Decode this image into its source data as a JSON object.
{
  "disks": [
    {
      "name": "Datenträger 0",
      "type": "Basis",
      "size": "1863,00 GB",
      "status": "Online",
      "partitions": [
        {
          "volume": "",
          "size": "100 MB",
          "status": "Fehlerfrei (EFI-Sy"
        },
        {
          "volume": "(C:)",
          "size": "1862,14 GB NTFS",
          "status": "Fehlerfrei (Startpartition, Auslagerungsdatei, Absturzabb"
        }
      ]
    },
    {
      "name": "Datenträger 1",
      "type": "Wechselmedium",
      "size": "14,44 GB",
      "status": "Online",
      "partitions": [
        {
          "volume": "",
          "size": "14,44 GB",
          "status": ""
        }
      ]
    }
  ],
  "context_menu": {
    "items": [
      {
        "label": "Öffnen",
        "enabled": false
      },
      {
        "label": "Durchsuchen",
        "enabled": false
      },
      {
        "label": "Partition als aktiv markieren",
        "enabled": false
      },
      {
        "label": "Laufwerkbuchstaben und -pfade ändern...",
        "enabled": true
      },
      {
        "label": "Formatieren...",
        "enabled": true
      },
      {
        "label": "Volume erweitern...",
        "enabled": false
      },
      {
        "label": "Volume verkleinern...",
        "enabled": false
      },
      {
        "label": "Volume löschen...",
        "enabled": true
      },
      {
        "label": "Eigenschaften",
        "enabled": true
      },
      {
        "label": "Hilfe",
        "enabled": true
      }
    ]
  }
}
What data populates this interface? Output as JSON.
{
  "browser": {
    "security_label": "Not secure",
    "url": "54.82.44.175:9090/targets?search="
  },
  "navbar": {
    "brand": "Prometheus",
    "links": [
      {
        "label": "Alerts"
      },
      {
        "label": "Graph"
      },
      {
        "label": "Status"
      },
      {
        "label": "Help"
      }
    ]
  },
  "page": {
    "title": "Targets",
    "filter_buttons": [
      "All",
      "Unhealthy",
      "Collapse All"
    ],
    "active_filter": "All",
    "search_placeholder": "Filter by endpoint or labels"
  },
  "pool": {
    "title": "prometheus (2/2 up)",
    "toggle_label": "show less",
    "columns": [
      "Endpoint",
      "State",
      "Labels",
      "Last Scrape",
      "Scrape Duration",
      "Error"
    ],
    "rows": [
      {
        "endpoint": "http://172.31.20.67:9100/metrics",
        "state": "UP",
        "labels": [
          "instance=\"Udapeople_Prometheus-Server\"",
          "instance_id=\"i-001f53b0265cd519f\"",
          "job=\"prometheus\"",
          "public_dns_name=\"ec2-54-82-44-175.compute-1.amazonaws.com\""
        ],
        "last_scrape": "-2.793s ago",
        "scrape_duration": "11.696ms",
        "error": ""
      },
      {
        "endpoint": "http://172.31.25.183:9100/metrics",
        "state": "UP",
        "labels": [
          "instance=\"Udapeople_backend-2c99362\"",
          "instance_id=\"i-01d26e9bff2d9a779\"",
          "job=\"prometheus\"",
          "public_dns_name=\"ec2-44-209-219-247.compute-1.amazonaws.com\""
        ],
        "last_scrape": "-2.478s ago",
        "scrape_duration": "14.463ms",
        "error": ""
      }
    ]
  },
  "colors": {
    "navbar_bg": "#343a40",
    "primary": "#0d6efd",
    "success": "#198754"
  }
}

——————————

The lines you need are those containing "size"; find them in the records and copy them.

      "size": "1863,00 GB",
          "size": "100 MB",
          "size": "1862,14 GB NTFS",
      "size": "14,44 GB",
          "size": "14,44 GB",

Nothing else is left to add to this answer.